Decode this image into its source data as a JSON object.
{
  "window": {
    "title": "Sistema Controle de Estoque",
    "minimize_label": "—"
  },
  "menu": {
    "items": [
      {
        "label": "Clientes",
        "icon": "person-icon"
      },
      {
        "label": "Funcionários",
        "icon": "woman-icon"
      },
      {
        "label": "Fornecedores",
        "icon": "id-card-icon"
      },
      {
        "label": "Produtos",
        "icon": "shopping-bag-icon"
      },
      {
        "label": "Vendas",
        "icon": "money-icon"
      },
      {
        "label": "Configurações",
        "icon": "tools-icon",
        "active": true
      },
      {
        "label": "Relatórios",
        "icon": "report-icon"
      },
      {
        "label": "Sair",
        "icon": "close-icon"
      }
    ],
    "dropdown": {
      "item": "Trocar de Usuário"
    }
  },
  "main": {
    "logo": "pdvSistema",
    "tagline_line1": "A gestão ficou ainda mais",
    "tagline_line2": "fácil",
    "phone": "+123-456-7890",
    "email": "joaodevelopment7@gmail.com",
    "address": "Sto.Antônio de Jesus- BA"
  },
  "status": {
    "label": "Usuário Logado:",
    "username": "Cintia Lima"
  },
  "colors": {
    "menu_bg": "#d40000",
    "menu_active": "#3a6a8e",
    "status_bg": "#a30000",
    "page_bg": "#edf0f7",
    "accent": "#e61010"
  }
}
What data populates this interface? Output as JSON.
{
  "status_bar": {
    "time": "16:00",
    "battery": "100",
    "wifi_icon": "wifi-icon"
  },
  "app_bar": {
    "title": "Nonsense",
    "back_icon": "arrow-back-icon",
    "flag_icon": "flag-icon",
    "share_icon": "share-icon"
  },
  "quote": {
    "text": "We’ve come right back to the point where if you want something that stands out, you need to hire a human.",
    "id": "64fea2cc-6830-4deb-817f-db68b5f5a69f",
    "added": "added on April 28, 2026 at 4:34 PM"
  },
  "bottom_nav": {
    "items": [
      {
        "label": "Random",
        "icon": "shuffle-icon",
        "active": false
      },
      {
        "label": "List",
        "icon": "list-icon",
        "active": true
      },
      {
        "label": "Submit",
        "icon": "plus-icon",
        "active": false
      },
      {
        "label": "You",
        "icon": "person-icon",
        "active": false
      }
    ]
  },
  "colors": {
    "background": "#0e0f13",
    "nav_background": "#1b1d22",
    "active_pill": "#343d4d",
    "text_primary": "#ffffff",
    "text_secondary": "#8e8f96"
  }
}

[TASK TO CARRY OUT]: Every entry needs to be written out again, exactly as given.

[WRITTEN RESPONSE]:
Decode this image into its source data as a JSON object.
{
  "window": {
    "title": "Sistema Controle de Estoque",
    "minimize_label": "—"
  },
  "menu": {
    "items": [
      {
        "label": "Clientes",
        "icon": "person-icon"
      },
      {
        "label": "Funcionários",
        "icon": "woman-icon"
      },
      {
        "label": "Fornecedores",
        "icon": "id-card-icon"
      },
      {
        "label": "Produtos",
        "icon": "shopping-bag-icon"
      },
      {
        "label": "Vendas",
        "icon": "money-icon"
      },
      {
        "label": "Configurações",
        "icon": "tools-icon",
        "active": true
      },
      {
        "label": "Relatórios",
        "icon": "report-icon"
      },
      {
        "label": "Sair",
        "icon": "close-icon"
      }
    ],
    "dropdown": {
      "item": "Trocar de Usuário"
    }
  },
  "main": {
    "logo": "pdvSistema",
    "tagline_line1": "A gestão ficou ainda mais",
    "tagline_line2": "fácil",
    "phone": "+123-456-7890",
    "email": "joaodevelopment7@gmail.com",
    "address": "Sto.Antônio de Jesus- BA"
  },
  "status": {
    "label": "Usuário Logado:",
    "username": "Cintia Lima"
  },
  "colors": {
    "menu_bg": "#d40000",
    "menu_active": "#3a6a8e",
    "status_bg": "#a30000",
    "page_bg": "#edf0f7",
    "accent": "#e61010"
  }
}
What data populates this interface? Output as JSON.
{
  "status_bar": {
    "time": "16:00",
    "battery": "100",
    "wifi_icon": "wifi-icon"
  },
  "app_bar": {
    "title": "Nonsense",
    "back_icon": "arrow-back-icon",
    "flag_icon": "flag-icon",
    "share_icon": "share-icon"
  },
  "quote": {
    "text": "We’ve come right back to the point where if you want something that stands out, you need to hire a human.",
    "id": "64fea2cc-6830-4deb-817f-db68b5f5a69f",
    "added": "added on April 28, 2026 at 4:34 PM"
  },
  "bottom_nav": {
    "items": [
      {
        "label": "Random",
        "icon": "shuffle-icon",
        "active": false
      },
      {
        "label": "List",
        "icon": "list-icon",
        "active": true
      },
      {
        "label": "Submit",
        "icon": "plus-icon",
        "active": false
      },
      {
        "label": "You",
        "icon": "person-icon",
        "active": false
      }
    ]
  },
  "colors": {
    "background": "#0e0f13",
    "nav_background": "#1b1d22",
    "active_pill": "#343d4d",
    "text_primary": "#ffffff",
    "text_secondary": "#8e8f96"
  }
}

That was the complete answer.